What the task asks:
Please return all lines of the data below containing the string "more".

The data:
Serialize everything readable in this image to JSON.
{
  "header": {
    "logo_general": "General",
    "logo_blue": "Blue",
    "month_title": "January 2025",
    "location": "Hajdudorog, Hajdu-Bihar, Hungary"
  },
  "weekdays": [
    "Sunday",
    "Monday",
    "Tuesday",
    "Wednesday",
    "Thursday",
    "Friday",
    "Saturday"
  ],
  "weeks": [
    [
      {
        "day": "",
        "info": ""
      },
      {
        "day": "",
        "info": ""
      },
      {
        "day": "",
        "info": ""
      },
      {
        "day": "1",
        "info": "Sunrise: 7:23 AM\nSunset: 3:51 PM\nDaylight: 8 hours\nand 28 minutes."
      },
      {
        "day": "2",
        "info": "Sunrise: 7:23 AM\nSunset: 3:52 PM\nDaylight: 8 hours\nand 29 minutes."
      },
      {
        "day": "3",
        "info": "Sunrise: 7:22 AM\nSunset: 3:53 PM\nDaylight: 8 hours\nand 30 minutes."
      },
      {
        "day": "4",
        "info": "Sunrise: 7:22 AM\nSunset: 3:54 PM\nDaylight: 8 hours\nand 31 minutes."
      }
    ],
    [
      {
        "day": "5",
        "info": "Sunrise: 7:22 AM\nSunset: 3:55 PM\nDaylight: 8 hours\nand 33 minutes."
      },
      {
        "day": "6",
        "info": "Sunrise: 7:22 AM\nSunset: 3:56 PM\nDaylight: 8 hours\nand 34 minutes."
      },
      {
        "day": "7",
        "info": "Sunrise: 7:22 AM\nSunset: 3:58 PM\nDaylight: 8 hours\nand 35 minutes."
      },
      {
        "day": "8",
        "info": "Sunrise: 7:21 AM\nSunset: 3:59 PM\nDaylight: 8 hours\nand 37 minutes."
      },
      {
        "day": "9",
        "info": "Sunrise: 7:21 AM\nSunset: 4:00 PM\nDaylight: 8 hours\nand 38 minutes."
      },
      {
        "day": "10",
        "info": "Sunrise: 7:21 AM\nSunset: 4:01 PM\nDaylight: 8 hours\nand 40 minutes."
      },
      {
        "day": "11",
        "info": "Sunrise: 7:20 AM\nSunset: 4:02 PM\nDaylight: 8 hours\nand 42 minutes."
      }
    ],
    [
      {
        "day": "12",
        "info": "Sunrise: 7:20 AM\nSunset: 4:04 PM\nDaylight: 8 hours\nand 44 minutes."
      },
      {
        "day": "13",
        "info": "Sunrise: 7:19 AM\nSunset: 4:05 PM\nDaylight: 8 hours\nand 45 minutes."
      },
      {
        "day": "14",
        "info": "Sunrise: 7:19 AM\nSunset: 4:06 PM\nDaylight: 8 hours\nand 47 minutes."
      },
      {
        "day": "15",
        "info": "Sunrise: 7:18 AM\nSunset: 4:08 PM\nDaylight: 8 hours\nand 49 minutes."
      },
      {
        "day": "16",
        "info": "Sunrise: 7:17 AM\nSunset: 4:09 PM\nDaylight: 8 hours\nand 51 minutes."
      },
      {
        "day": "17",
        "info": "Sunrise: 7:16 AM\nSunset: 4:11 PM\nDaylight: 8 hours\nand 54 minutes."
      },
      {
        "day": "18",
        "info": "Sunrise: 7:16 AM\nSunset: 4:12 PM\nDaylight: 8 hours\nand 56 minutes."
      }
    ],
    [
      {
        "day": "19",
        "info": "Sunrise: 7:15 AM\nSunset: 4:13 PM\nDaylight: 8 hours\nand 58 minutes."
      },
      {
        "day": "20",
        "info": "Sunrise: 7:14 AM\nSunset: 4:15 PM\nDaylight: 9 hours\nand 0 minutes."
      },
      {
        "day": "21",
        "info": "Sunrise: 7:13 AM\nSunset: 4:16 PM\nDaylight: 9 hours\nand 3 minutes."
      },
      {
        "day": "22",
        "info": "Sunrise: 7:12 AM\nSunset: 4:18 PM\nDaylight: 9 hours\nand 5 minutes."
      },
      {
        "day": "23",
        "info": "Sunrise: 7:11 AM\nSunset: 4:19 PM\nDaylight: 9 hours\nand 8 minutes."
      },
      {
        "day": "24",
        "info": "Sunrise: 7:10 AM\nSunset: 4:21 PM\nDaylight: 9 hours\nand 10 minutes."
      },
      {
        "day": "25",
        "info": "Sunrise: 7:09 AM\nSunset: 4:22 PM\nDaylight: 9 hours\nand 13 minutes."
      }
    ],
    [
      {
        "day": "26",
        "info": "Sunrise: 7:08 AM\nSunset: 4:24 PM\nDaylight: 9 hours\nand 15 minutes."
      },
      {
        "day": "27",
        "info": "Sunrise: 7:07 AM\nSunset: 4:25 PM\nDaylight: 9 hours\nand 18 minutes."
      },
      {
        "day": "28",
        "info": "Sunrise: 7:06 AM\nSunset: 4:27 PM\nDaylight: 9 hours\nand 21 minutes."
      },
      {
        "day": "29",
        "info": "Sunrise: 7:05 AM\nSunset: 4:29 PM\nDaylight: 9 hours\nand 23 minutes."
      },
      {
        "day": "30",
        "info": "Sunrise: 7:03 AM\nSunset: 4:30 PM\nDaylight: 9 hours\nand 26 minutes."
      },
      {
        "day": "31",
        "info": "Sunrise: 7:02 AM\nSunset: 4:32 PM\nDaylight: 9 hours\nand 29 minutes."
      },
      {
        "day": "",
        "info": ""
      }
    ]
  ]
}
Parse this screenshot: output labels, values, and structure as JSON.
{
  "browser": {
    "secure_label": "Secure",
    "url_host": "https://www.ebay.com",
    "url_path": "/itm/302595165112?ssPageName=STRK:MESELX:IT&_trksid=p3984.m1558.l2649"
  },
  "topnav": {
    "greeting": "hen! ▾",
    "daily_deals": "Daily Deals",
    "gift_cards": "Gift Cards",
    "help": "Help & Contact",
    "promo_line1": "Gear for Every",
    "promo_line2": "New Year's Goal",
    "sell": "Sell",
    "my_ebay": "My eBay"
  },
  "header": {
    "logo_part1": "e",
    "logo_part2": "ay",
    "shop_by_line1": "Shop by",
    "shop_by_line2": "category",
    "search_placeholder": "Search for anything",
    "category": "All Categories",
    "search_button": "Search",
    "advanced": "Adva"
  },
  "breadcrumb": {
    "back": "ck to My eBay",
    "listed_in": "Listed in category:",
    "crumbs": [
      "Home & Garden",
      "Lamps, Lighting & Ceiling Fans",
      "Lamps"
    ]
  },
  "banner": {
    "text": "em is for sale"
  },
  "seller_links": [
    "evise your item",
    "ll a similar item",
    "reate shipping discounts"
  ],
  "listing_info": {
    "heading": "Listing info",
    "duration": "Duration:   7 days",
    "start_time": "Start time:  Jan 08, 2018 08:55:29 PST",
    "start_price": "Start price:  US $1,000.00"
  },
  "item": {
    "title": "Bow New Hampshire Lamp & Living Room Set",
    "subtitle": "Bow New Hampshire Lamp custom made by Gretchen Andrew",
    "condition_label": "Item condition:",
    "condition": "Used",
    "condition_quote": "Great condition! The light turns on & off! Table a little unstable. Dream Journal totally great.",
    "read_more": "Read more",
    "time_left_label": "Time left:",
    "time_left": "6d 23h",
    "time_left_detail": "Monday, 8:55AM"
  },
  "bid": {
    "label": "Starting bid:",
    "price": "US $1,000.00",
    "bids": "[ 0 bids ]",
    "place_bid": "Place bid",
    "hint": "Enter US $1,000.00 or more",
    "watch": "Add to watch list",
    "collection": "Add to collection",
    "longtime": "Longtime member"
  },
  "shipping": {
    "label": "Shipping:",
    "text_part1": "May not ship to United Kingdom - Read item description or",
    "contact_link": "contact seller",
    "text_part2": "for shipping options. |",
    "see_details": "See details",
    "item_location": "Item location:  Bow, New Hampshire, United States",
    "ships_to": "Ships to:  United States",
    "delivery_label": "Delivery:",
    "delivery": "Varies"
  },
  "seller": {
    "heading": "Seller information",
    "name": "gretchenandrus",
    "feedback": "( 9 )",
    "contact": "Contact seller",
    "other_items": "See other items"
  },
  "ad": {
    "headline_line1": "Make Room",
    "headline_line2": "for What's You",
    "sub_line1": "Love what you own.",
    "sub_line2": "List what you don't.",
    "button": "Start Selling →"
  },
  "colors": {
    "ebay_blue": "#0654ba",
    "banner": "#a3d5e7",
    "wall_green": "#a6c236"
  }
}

Solution for this exercise:
    "read_more": "Read more",
    "hint": "Enter US $1,000.00 or more",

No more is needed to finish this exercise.